Recorded data

----

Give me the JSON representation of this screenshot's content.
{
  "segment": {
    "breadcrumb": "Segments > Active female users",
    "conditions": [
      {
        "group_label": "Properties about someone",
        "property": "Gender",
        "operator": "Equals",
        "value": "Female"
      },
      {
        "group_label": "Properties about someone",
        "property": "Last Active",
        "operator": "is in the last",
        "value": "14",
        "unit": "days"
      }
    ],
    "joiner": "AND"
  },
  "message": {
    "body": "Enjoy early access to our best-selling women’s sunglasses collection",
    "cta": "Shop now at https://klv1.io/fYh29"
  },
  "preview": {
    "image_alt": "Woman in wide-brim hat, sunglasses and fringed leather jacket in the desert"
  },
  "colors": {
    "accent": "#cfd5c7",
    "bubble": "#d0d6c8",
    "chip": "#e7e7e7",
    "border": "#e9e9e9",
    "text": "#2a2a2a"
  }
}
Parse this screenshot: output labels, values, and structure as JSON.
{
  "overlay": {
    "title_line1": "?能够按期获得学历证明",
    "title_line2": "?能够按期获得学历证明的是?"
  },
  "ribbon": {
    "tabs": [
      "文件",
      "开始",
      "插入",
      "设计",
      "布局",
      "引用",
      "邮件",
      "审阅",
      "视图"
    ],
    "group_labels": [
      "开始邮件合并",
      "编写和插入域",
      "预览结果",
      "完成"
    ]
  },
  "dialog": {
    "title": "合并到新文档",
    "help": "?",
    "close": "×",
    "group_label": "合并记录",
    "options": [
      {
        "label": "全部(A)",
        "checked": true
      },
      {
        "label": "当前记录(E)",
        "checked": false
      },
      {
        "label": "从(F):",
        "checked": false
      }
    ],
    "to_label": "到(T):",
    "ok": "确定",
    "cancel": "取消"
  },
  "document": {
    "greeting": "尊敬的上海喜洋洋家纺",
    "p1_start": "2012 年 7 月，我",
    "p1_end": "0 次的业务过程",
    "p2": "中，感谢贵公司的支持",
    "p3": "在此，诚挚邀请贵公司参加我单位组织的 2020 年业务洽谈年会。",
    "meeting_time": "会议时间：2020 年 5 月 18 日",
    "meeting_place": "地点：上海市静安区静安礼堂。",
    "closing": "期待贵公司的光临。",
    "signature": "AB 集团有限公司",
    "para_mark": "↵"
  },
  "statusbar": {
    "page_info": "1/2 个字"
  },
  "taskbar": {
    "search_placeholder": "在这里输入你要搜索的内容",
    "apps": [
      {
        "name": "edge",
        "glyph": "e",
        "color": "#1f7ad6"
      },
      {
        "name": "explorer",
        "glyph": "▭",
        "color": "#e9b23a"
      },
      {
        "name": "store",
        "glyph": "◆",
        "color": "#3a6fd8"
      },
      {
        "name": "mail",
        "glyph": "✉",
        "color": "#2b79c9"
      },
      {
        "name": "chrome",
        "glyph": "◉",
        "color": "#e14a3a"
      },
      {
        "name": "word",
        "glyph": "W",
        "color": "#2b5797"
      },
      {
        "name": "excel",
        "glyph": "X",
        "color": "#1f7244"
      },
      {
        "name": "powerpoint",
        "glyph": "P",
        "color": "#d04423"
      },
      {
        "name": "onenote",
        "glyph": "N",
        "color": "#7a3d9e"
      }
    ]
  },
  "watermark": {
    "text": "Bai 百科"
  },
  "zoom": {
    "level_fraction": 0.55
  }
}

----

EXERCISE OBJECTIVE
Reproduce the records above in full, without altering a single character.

ANSWER SECTION
Give me the JSON representation of this screenshot's content.
{
  "segment": {
    "breadcrumb": "Segments > Active female users",
    "conditions": [
      {
        "group_label": "Properties about someone",
        "property": "Gender",
        "operator": "Equals",
        "value": "Female"
      },
      {
        "group_label": "Properties about someone",
        "property": "Last Active",
        "operator": "is in the last",
        "value": "14",
        "unit": "days"
      }
    ],
    "joiner": "AND"
  },
  "message": {
    "body": "Enjoy early access to our best-selling women’s sunglasses collection",
    "cta": "Shop now at https://klv1.io/fYh29"
  },
  "preview": {
    "image_alt": "Woman in wide-brim hat, sunglasses and fringed leather jacket in the desert"
  },
  "colors": {
    "accent": "#cfd5c7",
    "bubble": "#d0d6c8",
    "chip": "#e7e7e7",
    "border": "#e9e9e9",
    "text": "#2a2a2a"
  }
}
Parse this screenshot: output labels, values, and structure as JSON.
{
  "overlay": {
    "title_line1": "?能够按期获得学历证明",
    "title_line2": "?能够按期获得学历证明的是?"
  },
  "ribbon": {
    "tabs": [
      "文件",
      "开始",
      "插入",
      "设计",
      "布局",
      "引用",
      "邮件",
      "审阅",
      "视图"
    ],
    "group_labels": [
      "开始邮件合并",
      "编写和插入域",
      "预览结果",
      "完成"
    ]
  },
  "dialog": {
    "title": "合并到新文档",
    "help": "?",
    "close": "×",
    "group_label": "合并记录",
    "options": [
      {
        "label": "全部(A)",
        "checked": true
      },
      {
        "label": "当前记录(E)",
        "checked": false
      },
      {
        "label": "从(F):",
        "checked": false
      }
    ],
    "to_label": "到(T):",
    "ok": "确定",
    "cancel": "取消"
  },
  "document": {
    "greeting": "尊敬的上海喜洋洋家纺",
    "p1_start": "2012 年 7 月，我",
    "p1_end": "0 次的业务过程",
    "p2": "中，感谢贵公司的支持",
    "p3": "在此，诚挚邀请贵公司参加我单位组织的 2020 年业务洽谈年会。",
    "meeting_time": "会议时间：2020 年 5 月 18 日",
    "meeting_place": "地点：上海市静安区静安礼堂。",
    "closing": "期待贵公司的光临。",
    "signature": "AB 集团有限公司",
    "para_mark": "↵"
  },
  "statusbar": {
    "page_info": "1/2 个字"
  },
  "taskbar": {
    "search_placeholder": "在这里输入你要搜索的内容",
    "apps": [
      {
        "name": "edge",
        "glyph": "e",
        "color": "#1f7ad6"
      },
      {
        "name": "explorer",
        "glyph": "▭",
        "color": "#e9b23a"
      },
      {
        "name": "store",
        "glyph": "◆",
        "color": "#3a6fd8"
      },
      {
        "name": "mail",
        "glyph": "✉",
        "color": "#2b79c9"
      },
      {
        "name": "chrome",
        "glyph": "◉",
        "color": "#e14a3a"
      },
      {
        "name": "word",
        "glyph": "W",
        "color": "#2b5797"
      },
      {
        "name": "excel",
        "glyph": "X",
        "color": "#1f7244"
      },
      {
        "name": "powerpoint",
        "glyph": "P",
        "color": "#d04423"
      },
      {
        "name": "onenote",
        "glyph": "N",
        "color": "#7a3d9e"
      }
    ]
  },
  "watermark": {
    "text": "Bai 百科"
  },
  "zoom": {
    "level_fraction": 0.55
  }
}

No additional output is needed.